So close no one can go. Now, Julien Baker don’t give a shit. Well aware that those who listen to her hardly do it for fun, for entertainment or for fast kicks. Well aware her signature is the intimacy, not to mention the trust she’s got for her fans and the trust her fans have for her. She sings about the most private stuff, about guilt and shame, sin and forgiveness, growth and development. And she does it with a seriousness that makes it impossible to quit listening. A seriousness that probably can be derived from Julien’s deeply religious upbringing and the personal anguish she struggled with when she came out as gay at the age of 17. If you follow Julien Baker you do it for life. This is a pact where artist and audience grow together. Perhaps verified by the fact that Julien Baker just a few years ago often played for an audience of twenty-thirty people at cafes and bars but now regularly performs at sold old venues where the capacity is well over four-figured.

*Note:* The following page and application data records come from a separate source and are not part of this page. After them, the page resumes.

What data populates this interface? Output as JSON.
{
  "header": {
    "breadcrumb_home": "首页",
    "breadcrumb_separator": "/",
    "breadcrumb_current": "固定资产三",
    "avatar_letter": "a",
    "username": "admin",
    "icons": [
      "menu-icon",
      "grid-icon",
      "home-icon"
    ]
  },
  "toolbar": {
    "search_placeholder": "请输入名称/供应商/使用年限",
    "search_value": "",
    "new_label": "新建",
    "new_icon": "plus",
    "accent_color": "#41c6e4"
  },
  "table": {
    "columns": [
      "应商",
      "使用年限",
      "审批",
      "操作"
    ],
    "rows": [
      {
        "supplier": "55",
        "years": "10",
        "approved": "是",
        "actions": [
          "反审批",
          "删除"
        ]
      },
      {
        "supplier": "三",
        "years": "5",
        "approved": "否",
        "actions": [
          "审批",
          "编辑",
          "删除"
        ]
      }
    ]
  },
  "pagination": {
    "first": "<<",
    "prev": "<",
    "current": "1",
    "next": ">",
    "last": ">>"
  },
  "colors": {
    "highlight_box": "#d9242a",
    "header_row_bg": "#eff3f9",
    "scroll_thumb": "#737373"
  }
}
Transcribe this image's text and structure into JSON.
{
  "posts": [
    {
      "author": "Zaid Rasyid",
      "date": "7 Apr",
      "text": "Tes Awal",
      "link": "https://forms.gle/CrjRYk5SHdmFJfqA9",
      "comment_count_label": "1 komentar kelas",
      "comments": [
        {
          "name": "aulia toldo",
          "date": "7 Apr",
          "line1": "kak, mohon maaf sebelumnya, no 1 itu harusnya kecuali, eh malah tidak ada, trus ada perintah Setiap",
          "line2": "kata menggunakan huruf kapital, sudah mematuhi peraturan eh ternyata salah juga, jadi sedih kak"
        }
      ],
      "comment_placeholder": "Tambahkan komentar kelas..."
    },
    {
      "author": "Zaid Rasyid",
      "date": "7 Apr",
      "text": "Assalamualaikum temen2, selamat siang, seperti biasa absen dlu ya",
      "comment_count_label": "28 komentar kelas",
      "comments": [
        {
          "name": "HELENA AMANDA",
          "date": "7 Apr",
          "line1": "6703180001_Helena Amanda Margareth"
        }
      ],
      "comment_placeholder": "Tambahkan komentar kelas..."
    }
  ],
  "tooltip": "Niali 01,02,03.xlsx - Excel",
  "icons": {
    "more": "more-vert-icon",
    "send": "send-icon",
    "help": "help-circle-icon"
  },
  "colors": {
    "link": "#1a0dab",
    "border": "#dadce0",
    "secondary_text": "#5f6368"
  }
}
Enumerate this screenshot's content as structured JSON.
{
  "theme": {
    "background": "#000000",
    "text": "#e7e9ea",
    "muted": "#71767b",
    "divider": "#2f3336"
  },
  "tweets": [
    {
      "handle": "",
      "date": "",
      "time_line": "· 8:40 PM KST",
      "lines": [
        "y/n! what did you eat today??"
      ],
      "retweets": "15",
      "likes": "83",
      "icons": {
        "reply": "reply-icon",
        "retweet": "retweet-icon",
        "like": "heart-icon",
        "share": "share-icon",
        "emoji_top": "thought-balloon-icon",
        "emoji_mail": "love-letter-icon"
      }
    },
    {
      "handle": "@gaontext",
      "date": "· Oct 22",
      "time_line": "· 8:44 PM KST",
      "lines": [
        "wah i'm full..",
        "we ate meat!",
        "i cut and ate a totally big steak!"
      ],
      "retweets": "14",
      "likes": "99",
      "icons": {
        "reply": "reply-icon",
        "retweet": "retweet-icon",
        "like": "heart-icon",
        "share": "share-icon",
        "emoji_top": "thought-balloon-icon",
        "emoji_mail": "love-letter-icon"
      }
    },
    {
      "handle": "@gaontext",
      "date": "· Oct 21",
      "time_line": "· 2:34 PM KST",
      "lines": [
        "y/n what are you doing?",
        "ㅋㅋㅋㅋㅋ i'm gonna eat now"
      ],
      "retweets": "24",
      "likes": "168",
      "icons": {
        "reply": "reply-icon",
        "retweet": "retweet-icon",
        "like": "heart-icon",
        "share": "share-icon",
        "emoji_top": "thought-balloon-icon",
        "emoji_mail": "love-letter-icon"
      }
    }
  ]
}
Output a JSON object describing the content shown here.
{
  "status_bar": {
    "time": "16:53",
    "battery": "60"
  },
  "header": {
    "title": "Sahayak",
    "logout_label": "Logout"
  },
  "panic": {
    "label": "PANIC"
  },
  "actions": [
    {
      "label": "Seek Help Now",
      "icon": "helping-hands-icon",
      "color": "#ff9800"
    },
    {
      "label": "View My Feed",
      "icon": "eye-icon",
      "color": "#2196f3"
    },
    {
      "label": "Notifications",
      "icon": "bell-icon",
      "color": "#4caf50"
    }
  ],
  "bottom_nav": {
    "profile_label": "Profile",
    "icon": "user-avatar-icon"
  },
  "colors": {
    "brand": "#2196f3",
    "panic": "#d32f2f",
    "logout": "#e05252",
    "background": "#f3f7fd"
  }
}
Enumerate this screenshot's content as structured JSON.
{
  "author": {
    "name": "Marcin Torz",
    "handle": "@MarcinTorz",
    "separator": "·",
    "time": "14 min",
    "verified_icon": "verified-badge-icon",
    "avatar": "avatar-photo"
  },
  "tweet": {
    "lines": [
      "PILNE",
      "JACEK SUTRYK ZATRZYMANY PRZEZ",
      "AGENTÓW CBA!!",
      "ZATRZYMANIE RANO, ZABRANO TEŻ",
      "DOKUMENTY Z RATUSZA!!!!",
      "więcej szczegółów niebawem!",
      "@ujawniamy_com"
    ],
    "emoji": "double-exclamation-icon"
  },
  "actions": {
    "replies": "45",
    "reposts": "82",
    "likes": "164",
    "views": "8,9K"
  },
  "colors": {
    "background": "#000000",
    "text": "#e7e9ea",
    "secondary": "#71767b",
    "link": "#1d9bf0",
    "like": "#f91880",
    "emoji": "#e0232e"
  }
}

In 2015 you couldn’t help but notice the name Julien Baker being dropped with increased frequency all over the   blogosphere and how this singer-songwriter from Memphis had a unique way of touching her listeners. Sprained Ankle, her debut album released the same year, was a low key cry for help that at once established the singer’s unmistakable expression. Two years later she followed it with Turn Out The Lights, characterized by refined songs and arrangements, and a growing sense that we’re dealing with a full-fledged artist, someone who goes beyond hype and is here to stay. A sense that was confirmed by last year’s collaboration with friends Phoebe Bridgers and Lucy Dacus in the sublime indie supergroup Boygenius.